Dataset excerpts
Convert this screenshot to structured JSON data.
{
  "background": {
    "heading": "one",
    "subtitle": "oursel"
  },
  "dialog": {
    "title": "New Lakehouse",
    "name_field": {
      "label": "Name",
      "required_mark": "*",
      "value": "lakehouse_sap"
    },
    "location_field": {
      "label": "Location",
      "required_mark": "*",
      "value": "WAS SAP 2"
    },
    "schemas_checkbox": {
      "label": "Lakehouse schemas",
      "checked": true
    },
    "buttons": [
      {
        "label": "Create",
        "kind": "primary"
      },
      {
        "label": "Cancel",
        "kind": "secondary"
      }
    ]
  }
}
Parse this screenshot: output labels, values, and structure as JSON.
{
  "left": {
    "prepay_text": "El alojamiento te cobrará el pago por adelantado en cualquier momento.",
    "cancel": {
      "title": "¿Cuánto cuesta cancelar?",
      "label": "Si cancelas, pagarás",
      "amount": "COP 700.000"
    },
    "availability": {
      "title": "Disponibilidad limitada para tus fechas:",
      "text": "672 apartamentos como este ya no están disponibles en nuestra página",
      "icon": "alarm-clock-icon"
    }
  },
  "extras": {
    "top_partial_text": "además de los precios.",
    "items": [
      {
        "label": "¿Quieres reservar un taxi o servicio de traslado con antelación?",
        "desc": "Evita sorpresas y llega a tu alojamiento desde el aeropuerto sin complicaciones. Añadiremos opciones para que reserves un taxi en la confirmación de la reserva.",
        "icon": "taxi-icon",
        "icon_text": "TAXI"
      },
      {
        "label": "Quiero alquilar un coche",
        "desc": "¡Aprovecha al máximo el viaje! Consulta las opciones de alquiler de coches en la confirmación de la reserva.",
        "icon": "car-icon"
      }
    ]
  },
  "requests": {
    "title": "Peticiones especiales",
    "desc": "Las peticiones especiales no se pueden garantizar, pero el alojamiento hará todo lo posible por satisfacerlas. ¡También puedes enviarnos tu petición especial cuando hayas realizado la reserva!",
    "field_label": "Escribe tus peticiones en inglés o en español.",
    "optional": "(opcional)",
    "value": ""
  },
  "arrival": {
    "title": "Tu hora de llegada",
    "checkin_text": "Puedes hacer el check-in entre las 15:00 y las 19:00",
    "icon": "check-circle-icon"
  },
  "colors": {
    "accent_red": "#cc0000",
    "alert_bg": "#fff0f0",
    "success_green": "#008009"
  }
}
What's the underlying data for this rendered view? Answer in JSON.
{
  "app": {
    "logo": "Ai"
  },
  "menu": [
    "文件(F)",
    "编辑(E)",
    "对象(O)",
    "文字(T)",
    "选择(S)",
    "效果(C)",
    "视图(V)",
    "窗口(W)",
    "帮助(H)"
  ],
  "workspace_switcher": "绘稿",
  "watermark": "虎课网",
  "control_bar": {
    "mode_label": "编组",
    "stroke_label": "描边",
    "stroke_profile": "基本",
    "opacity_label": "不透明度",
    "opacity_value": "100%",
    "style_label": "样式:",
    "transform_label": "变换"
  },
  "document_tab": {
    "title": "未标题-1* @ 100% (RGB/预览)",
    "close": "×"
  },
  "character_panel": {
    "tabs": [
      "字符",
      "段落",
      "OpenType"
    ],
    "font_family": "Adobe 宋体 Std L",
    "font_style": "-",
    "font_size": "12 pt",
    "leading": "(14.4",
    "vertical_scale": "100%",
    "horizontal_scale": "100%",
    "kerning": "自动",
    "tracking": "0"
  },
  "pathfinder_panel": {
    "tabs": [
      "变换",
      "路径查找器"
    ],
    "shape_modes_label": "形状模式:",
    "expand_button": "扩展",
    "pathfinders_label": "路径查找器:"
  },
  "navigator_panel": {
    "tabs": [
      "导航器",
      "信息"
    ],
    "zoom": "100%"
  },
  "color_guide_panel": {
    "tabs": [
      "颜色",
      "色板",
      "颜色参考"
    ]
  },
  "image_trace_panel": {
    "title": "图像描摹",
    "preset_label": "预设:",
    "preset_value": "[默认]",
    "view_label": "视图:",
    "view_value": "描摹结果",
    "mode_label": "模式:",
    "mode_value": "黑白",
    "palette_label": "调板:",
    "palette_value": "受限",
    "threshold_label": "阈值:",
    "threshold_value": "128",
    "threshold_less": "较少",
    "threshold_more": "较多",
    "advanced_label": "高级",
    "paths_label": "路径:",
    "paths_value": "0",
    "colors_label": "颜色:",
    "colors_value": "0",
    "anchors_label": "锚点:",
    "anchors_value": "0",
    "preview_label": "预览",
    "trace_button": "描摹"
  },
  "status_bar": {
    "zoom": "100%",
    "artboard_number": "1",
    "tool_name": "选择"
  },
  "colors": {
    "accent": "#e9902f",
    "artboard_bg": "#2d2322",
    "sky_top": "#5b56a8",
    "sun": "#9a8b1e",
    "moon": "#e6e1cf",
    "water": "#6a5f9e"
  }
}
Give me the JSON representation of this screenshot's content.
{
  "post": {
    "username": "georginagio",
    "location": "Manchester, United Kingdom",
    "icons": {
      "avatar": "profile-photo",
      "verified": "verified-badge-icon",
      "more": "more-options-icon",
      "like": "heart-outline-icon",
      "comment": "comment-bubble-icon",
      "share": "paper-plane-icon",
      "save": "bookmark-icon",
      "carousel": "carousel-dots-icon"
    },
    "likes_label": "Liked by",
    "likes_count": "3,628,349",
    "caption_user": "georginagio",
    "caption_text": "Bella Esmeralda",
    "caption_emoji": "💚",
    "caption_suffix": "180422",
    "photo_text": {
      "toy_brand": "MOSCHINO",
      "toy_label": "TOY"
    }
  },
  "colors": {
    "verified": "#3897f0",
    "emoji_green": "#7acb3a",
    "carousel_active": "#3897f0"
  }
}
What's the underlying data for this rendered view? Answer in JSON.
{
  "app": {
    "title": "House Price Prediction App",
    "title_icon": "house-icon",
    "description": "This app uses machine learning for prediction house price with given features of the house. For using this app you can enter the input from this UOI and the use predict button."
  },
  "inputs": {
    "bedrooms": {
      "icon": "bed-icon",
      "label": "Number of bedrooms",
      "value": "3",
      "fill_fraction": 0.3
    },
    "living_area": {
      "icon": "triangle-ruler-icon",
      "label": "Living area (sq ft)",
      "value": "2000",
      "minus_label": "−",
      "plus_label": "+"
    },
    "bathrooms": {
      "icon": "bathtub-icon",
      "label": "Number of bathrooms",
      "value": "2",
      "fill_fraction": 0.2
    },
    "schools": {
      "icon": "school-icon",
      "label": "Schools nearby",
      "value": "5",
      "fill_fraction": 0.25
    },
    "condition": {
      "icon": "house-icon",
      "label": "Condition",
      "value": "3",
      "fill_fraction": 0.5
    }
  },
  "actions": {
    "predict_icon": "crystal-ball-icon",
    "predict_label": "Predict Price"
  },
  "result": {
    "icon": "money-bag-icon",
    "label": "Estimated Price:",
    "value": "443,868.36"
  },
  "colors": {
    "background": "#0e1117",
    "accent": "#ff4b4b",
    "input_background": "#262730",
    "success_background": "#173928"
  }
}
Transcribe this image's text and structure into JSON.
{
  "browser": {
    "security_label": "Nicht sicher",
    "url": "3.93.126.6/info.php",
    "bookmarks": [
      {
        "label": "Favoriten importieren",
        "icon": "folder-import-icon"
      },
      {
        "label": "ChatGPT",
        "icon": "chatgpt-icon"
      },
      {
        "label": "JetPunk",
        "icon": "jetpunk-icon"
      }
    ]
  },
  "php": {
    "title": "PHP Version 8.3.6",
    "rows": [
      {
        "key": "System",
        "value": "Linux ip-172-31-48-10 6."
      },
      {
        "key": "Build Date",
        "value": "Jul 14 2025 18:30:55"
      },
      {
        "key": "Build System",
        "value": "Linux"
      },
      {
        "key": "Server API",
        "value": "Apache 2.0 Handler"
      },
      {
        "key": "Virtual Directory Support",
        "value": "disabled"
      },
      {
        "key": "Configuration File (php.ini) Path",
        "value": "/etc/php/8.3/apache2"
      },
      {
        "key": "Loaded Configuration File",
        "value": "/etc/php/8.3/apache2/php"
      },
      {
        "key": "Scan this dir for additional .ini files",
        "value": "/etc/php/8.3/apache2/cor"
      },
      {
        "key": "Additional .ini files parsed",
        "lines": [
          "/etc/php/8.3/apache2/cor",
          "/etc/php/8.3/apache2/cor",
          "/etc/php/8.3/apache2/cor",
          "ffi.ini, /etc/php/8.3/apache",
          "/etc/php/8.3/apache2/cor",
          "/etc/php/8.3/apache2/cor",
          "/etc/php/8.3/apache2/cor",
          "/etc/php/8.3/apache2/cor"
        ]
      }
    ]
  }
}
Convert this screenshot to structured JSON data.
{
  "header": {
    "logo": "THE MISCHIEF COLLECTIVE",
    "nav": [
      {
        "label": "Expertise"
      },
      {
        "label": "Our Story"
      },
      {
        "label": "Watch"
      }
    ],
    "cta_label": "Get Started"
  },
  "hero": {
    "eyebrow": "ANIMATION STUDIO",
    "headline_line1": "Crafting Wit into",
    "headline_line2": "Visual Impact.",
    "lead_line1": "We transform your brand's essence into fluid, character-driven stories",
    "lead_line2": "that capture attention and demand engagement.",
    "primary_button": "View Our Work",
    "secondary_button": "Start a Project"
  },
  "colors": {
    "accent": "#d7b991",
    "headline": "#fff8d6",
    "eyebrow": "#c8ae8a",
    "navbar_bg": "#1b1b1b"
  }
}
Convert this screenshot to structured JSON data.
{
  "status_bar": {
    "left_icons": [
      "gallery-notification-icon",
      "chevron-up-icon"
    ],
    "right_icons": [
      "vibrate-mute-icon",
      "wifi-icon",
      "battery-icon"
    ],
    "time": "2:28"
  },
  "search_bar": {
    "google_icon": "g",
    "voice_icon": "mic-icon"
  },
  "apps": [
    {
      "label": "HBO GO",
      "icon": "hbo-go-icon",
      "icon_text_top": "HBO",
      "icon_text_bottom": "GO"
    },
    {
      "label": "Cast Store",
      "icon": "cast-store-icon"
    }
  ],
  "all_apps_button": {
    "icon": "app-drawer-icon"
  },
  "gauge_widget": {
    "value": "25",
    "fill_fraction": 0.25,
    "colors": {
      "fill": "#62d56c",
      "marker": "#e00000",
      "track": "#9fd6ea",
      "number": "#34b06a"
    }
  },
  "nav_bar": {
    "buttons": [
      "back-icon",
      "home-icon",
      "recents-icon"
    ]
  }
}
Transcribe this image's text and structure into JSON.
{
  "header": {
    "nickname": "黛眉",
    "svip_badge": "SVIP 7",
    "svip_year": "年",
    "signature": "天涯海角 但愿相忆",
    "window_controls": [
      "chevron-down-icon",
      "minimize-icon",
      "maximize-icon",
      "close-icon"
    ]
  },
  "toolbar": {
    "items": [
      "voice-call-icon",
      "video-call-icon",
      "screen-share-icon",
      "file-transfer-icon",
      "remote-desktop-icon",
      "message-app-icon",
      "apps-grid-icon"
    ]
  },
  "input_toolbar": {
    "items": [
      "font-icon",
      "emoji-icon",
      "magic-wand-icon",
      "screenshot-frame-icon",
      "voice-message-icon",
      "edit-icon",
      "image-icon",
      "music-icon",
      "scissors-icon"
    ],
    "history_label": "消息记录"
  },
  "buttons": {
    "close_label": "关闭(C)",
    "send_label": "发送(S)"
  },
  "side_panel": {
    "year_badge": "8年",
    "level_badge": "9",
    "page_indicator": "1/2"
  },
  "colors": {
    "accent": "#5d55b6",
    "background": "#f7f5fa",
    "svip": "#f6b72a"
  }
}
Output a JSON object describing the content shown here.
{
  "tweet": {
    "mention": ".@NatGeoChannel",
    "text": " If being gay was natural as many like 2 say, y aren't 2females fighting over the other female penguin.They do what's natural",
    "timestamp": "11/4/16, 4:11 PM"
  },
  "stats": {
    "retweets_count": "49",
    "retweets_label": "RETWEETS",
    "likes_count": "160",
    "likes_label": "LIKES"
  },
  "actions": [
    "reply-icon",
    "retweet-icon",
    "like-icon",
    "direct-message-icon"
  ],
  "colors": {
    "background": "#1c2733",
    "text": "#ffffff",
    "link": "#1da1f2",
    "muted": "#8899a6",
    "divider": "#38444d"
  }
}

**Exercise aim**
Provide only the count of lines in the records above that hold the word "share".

**Solution**
2